- What the exercise asks
Check each line of the listing below for the word "دوره" and say how many lines have it. Nothing else should be written.
======== Given data
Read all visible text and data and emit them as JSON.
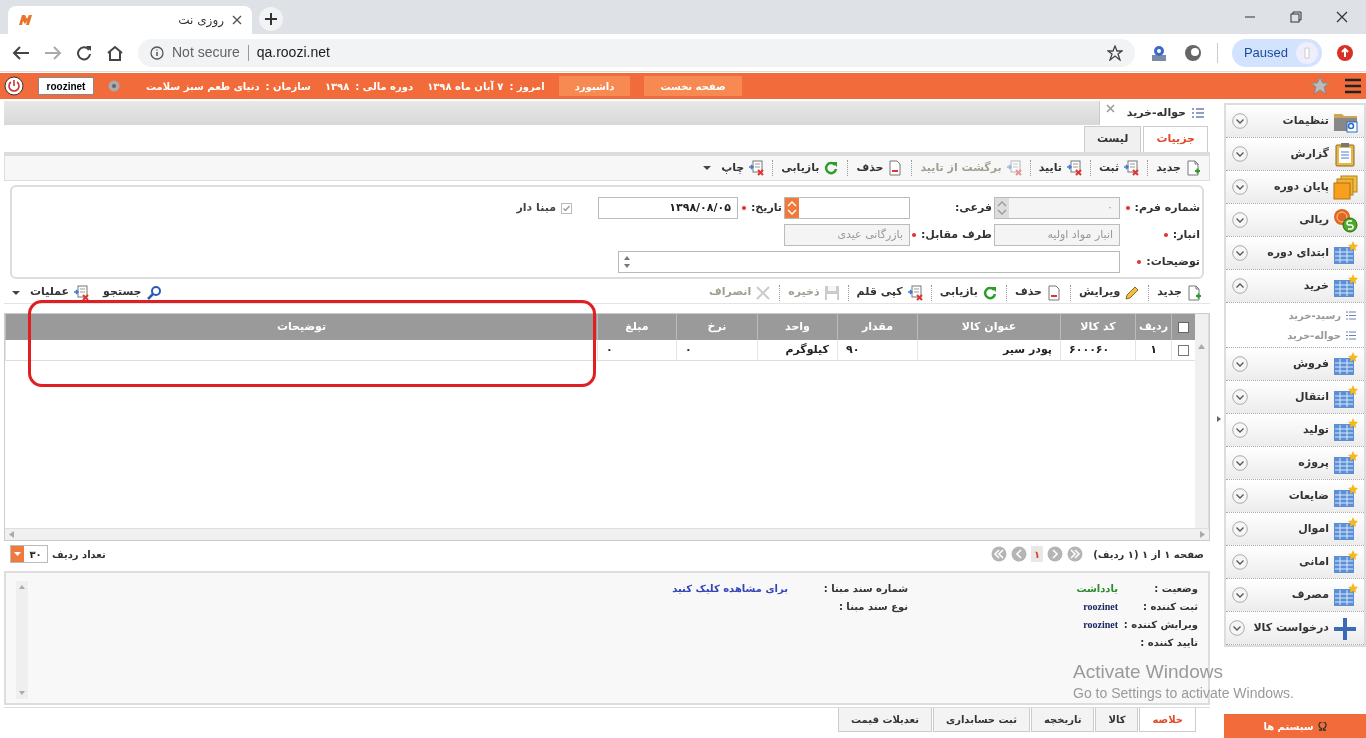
{
  "browser": {
    "tab_title": "روزی نت",
    "security_label": "Not secure",
    "url": "qa.roozi.net",
    "profile_status": "Paused"
  },
  "header": {
    "buttons": [
      "صفحه نخست",
      "داشبورد"
    ],
    "info": [
      {
        "label": "امروز :",
        "value": "۷ آبان ماه ۱۳۹۸"
      },
      {
        "label": "دوره مالی :",
        "value": "۱۳۹۸"
      },
      {
        "label": "سازمان :",
        "value": "دنیای طعم سبز سلامت"
      }
    ],
    "user": "roozinet"
  },
  "document_tab": {
    "title": "حواله-خرید"
  },
  "subtabs": [
    {
      "label": "جزییات",
      "selected": true
    },
    {
      "label": "لیست",
      "selected": false
    }
  ],
  "toolbar": [
    {
      "label": "جدید",
      "kind": "new",
      "disabled": false,
      "dropdown": false
    },
    {
      "label": "ثبت",
      "kind": "form",
      "disabled": false,
      "dropdown": false
    },
    {
      "label": "تایید",
      "kind": "form",
      "disabled": false,
      "dropdown": false
    },
    {
      "label": "برگشت از تایید",
      "kind": "form",
      "disabled": true,
      "dropdown": false
    },
    {
      "label": "حذف",
      "kind": "delete",
      "disabled": false,
      "dropdown": false
    },
    {
      "label": "بازیابی",
      "kind": "refresh",
      "disabled": false,
      "dropdown": false
    },
    {
      "label": "چاپ",
      "kind": "form",
      "disabled": false,
      "dropdown": true
    }
  ],
  "form": {
    "rows": [
      [
        {
          "label": "شماره فرم:",
          "required": true,
          "kind": "spinner",
          "value": "۰",
          "disabled": true
        },
        {
          "label": "فرعی:",
          "required": false,
          "kind": "spinner",
          "disabled": false
        },
        {
          "label": "تاریخ:",
          "required": true,
          "kind": "text",
          "value": "۱۳۹۸/۰۸/۰۵",
          "disabled": false
        },
        {
          "label": "مبنا دار",
          "kind": "checkbox",
          "checked": true,
          "disabled": true
        }
      ],
      [
        {
          "label": "انبار:",
          "required": true,
          "kind": "text",
          "value": "انبار مواد اولیه",
          "disabled": true
        },
        {
          "label": "طرف مقابل:",
          "required": true,
          "kind": "text",
          "value": "بازرگانی عیدی",
          "disabled": true
        }
      ],
      [
        {
          "label": "توضیحات:",
          "required": true,
          "kind": "textarea"
        }
      ]
    ]
  },
  "grid_toolbar": {
    "actions": [
      {
        "label": "جدید",
        "kind": "new",
        "disabled": false,
        "dropdown": false
      },
      {
        "label": "ویرایش",
        "kind": "edit",
        "disabled": false,
        "dropdown": false
      },
      {
        "label": "حذف",
        "kind": "delete",
        "disabled": false,
        "dropdown": false
      },
      {
        "label": "بازیابی",
        "kind": "refresh",
        "disabled": false,
        "dropdown": false
      },
      {
        "label": "کپی قلم",
        "kind": "form",
        "disabled": false,
        "dropdown": false
      },
      {
        "label": "ذخیره",
        "kind": "save",
        "disabled": true,
        "dropdown": false
      },
      {
        "label": "انصراف",
        "kind": "cancel",
        "disabled": true,
        "dropdown": false
      }
    ],
    "side_actions": [
      {
        "label": "جستجو",
        "kind": "search",
        "disabled": false,
        "dropdown": false
      },
      {
        "label": "عملیات",
        "kind": "form",
        "disabled": false,
        "dropdown": true
      }
    ]
  },
  "grid": {
    "select_all_checked": false,
    "columns": [
      "ردیف",
      "کد کالا",
      "عنوان کالا",
      "مقدار",
      "واحد",
      "نرخ",
      "مبلغ",
      "توضیحات"
    ],
    "rows": [
      {
        "selected": false,
        "cells": [
          "۱",
          "۶۰۰۰۶۰",
          "پودر سیر",
          "۹۰",
          "کیلوگرم",
          "۰",
          "۰"
        ]
      }
    ]
  },
  "annotation": {
    "kind": "rectangle"
  },
  "pager": {
    "summary": "صفحه ۱ از ۱ (۱ ردیف)",
    "page": "۱",
    "rows_per_page_label": "تعداد ردیف",
    "rows_per_page": "۳۰"
  },
  "summary": {
    "fields": [
      {
        "label": "وضعیت :",
        "value": "یادداشت",
        "kind": "status"
      },
      {
        "label": "ثبت کننده :",
        "value": "roozinet",
        "kind": "user"
      },
      {
        "label": "ویرایش کننده :",
        "value": "roozinet",
        "kind": "user"
      },
      {
        "label": "تایید کننده :"
      }
    ],
    "reference_fields": [
      "شماره سند مبنا :",
      "نوع سند مبنا :"
    ],
    "link": "برای مشاهده کلیک کنید"
  },
  "bottom_tabs": [
    {
      "label": "خلاصه",
      "selected": true
    },
    {
      "label": "کالا",
      "selected": false
    },
    {
      "label": "تاریخچه",
      "selected": false
    },
    {
      "label": "ثبت حسابداری",
      "selected": false
    },
    {
      "label": "تعدیلات قیمت",
      "selected": false
    }
  ],
  "sidebar": {
    "items": [
      {
        "label": "تنظیمات",
        "kind": "folder",
        "expanded": false
      },
      {
        "label": "گزارش",
        "kind": "clipboard",
        "expanded": false
      },
      {
        "label": "پایان دوره",
        "kind": "boxes",
        "expanded": false
      },
      {
        "label": "ریالی",
        "kind": "coins",
        "expanded": false
      },
      {
        "label": "ابتدای دوره",
        "kind": "table",
        "expanded": false
      },
      {
        "label": "خرید",
        "kind": "table",
        "expanded": true,
        "children": [
          {
            "label": "رسید-خرید"
          },
          {
            "label": "حواله-خرید"
          }
        ]
      },
      {
        "label": "فروش",
        "kind": "table",
        "expanded": false
      },
      {
        "label": "انتقال",
        "kind": "table",
        "expanded": false
      },
      {
        "label": "تولید",
        "kind": "table",
        "expanded": false
      },
      {
        "label": "پروژه",
        "kind": "table",
        "expanded": false
      },
      {
        "label": "ضایعات",
        "kind": "table",
        "expanded": false
      },
      {
        "label": "اموال",
        "kind": "table",
        "expanded": false
      },
      {
        "label": "امانی",
        "kind": "table",
        "expanded": false
      },
      {
        "label": "مصرف",
        "kind": "table",
        "expanded": false
      },
      {
        "label": "درخواست کالا",
        "kind": "plus",
        "expanded": false
      }
    ],
    "footer_button": "سیستم ها"
  },
  "os_notice": {
    "title": "Activate Windows",
    "subtitle": "Go to Settings to activate Windows."
  }
}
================
- Your solution
3